The British Trust for Ornithology's Cuckoo Tracking Project is currently mapping the migration of twelve European common cuckoos on their journey from the UK to their wintering grounds in the Congo basin of central Africa.The map shows the latest recorded location of each bird and the route they have taken from the UK. The map also includes a playback feature which allows you to watch each bird's entire journey from the 2nd May animated on the map. 

Over the last couple of weeks eyebrows have been raised over the movements of one of the tracked cuckoos. Around the middle of July the cuckoo name Attenborough (in honor of the famous natural historian and broadcaster) decided to suddenly take a massive detour in an easterly direction. He left Spain and flew via Sicily to Greece. This is quite a detour on his journey to his hopeful destination in the Congo basin. 

A cuckoo flying from the UK to central Africa will typically fly travel around 5,000 miles. This is an epic journey but not as far as the migrations taken by the cuckoos who migrate from Mongolia to eastern Africa every year. Mongolian cuckoos make migratory journeys of around 7,500 miles to and from Africa. 

In 2019 the Mongolia Cuckoo Project tracked five cuckoos migrating from Mongolia to Africa. These five birds included a cuckoo called Onon, who made a 16,155 mile migratory round trip to Africa and back to Mongolia. This was one of the longest recorded journeys made by any land bird. 
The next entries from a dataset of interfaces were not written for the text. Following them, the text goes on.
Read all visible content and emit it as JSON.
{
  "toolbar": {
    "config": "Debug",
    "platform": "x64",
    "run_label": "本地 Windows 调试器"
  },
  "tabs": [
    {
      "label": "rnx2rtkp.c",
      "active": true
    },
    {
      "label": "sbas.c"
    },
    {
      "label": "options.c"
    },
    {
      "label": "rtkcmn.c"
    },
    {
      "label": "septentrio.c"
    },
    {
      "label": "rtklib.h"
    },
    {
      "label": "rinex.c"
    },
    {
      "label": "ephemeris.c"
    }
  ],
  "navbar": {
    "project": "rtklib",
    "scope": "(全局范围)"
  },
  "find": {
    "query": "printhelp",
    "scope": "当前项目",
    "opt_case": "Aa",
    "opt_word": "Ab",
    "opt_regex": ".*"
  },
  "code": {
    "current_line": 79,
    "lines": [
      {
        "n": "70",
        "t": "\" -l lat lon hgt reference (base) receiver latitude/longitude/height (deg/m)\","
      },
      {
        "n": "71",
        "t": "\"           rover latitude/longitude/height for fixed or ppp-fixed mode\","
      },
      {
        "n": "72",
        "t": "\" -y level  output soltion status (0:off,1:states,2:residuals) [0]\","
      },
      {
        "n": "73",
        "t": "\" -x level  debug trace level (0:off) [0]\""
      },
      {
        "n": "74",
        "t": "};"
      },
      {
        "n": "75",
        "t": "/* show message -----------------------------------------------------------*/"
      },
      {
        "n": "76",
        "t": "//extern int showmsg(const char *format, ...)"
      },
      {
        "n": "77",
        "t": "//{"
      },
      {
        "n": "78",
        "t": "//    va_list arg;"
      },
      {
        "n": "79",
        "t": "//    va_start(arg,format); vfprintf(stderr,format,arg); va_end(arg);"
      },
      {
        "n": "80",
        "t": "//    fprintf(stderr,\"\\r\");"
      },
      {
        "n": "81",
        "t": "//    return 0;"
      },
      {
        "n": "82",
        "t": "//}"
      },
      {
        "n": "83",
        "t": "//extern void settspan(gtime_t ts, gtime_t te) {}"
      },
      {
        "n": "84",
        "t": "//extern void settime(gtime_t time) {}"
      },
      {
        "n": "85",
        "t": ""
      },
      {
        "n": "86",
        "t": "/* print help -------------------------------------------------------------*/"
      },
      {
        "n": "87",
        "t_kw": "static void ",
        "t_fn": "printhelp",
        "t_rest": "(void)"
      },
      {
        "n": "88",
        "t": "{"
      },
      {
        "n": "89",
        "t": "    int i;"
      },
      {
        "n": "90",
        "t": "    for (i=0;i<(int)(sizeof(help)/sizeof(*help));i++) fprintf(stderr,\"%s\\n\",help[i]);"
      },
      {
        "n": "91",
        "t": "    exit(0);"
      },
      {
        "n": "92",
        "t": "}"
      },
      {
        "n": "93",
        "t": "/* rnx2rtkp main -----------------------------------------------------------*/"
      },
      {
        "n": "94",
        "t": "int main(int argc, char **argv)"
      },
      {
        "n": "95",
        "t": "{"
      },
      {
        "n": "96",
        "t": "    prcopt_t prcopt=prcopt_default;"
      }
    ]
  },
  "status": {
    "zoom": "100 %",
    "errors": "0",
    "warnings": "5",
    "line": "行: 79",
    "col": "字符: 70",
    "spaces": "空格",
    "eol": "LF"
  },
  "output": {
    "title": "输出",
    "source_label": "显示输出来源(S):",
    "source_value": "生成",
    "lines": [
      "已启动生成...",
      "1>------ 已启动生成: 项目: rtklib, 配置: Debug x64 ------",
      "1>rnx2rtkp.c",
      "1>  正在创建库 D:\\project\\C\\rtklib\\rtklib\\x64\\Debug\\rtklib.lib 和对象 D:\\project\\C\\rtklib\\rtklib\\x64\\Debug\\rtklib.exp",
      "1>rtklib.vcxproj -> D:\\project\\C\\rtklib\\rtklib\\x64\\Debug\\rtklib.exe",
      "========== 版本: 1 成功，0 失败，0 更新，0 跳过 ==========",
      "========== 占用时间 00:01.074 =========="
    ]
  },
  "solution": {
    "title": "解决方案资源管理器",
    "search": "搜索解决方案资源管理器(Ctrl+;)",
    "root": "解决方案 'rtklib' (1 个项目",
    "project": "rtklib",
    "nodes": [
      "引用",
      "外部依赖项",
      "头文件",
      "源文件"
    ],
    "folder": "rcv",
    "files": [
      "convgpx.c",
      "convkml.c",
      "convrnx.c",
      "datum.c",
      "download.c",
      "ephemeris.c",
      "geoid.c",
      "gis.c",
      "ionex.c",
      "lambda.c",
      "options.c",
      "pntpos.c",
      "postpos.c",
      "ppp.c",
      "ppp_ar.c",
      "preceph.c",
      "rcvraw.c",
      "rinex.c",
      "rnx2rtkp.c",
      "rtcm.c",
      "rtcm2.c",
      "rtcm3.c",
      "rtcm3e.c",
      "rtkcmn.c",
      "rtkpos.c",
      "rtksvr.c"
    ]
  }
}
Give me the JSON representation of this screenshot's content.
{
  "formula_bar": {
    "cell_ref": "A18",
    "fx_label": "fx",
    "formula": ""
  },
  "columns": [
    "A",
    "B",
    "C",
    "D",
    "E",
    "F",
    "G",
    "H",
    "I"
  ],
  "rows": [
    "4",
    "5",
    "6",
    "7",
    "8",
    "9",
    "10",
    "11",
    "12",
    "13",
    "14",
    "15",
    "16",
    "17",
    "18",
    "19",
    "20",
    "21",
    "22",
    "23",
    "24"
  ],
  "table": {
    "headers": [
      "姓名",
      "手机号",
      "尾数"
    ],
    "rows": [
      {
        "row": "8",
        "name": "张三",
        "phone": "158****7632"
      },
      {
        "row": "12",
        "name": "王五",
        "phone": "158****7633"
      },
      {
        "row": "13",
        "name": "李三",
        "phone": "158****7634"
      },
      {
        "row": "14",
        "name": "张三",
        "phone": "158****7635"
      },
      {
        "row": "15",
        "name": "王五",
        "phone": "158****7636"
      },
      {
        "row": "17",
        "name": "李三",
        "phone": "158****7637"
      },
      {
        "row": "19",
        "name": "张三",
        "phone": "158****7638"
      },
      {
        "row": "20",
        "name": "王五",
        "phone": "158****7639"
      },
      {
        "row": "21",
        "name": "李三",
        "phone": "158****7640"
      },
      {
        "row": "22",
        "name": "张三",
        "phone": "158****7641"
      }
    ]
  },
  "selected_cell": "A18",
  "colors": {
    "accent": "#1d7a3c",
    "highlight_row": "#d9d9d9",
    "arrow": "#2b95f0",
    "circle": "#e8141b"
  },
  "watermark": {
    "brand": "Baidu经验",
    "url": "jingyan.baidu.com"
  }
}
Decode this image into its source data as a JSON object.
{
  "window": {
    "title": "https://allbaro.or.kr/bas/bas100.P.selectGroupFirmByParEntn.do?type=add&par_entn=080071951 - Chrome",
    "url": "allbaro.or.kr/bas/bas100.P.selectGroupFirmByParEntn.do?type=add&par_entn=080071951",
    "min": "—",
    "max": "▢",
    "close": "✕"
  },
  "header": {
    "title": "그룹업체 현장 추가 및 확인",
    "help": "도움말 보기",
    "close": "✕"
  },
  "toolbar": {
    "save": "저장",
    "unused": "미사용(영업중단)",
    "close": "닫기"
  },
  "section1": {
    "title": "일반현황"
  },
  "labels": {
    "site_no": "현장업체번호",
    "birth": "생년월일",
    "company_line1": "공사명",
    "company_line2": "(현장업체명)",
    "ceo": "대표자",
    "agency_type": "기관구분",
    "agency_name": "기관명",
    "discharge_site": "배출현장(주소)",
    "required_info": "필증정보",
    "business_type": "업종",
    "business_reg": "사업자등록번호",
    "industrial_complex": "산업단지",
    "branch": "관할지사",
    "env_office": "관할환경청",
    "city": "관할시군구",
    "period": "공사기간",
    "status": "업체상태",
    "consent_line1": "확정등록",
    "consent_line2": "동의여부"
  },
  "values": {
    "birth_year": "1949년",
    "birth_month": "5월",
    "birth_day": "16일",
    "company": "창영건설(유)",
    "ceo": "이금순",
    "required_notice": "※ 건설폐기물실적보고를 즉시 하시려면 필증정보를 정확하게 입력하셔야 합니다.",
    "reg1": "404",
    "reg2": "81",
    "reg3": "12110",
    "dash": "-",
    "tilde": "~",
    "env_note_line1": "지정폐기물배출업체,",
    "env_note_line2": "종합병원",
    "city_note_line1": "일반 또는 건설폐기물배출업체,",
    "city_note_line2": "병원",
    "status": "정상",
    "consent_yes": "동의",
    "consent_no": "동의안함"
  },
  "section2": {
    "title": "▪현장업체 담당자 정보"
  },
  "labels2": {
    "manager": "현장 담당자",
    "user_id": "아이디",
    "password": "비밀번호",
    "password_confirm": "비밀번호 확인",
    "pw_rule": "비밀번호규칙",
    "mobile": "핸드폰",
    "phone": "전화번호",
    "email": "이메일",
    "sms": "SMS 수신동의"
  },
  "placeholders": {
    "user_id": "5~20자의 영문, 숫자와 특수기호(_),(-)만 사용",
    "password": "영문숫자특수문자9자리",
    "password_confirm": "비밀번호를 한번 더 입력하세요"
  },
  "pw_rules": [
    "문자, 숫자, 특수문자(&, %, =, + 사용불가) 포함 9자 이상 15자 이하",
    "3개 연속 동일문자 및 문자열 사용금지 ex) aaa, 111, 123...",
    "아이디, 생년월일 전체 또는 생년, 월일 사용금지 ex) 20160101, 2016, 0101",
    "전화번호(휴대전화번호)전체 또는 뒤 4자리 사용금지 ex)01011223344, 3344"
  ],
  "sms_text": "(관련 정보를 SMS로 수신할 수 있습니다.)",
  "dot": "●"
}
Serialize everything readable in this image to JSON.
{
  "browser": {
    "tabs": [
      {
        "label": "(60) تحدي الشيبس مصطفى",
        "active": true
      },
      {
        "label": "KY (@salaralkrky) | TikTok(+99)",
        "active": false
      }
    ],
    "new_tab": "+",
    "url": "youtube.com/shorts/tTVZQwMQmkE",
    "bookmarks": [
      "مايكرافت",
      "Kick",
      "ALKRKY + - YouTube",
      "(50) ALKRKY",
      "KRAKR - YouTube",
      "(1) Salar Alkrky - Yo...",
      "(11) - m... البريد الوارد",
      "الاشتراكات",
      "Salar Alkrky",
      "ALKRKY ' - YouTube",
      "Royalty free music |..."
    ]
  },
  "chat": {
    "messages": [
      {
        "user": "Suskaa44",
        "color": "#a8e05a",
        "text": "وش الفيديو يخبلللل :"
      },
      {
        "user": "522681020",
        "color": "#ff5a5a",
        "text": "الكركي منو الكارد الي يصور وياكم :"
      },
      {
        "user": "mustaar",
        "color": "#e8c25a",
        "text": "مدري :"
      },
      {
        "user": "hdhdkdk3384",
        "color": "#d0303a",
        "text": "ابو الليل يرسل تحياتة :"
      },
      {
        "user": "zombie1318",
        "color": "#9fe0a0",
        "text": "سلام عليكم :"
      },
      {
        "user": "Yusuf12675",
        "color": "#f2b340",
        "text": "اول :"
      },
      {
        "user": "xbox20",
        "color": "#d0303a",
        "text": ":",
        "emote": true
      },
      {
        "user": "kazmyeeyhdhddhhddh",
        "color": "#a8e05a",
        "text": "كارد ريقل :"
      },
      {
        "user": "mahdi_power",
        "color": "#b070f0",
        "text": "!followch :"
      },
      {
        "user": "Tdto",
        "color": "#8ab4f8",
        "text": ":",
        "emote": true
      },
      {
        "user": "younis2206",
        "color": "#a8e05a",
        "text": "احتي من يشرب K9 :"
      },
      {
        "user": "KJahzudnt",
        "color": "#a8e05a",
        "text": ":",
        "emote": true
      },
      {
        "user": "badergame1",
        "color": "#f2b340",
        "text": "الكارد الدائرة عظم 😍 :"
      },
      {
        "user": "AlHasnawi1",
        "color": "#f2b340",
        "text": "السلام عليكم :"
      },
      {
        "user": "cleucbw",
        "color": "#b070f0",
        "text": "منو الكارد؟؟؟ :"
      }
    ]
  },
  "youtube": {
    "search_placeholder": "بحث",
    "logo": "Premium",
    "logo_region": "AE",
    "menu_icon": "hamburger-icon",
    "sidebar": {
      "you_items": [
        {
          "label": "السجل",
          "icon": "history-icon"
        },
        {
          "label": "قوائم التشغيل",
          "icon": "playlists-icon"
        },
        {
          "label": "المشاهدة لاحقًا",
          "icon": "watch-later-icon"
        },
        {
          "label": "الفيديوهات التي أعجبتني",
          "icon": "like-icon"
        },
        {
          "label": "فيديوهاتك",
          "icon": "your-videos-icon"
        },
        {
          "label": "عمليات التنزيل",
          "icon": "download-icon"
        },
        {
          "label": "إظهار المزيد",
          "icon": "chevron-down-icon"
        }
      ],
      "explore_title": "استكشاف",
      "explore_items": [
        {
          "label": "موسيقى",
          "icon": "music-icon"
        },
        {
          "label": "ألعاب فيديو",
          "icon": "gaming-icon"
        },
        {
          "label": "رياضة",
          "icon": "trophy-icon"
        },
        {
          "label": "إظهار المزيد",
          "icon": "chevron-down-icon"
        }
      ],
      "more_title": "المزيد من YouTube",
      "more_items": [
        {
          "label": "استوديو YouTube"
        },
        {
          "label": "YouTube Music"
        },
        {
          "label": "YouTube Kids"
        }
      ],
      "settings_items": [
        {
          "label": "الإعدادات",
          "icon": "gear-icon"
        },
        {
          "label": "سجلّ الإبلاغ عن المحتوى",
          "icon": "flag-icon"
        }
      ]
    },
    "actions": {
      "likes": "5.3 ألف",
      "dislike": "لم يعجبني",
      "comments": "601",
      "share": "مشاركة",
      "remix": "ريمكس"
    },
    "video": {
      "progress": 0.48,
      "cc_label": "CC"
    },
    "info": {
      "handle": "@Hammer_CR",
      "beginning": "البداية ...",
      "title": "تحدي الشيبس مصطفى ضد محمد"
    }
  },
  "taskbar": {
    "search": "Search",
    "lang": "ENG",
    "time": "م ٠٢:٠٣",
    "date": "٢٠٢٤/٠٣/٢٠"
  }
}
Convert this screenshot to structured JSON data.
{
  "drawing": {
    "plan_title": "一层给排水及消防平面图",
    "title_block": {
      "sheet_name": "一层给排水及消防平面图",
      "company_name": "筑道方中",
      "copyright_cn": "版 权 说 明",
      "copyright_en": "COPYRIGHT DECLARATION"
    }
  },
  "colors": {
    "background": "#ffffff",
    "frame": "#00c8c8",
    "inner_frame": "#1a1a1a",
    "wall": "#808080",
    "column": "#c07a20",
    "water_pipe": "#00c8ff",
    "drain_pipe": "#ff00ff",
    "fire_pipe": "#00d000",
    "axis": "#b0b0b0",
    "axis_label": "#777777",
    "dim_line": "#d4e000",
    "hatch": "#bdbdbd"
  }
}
On Onon's epic journey he visited China, India, and Saudi Arabia. Unfortunately he was the only one of the five tracked birds in the Mongolia Cuckoo Project who successfully made the full round trip. Onon himself is suspected to have died the following year. His tag stopped transmitting in southern Yemen in September 2020.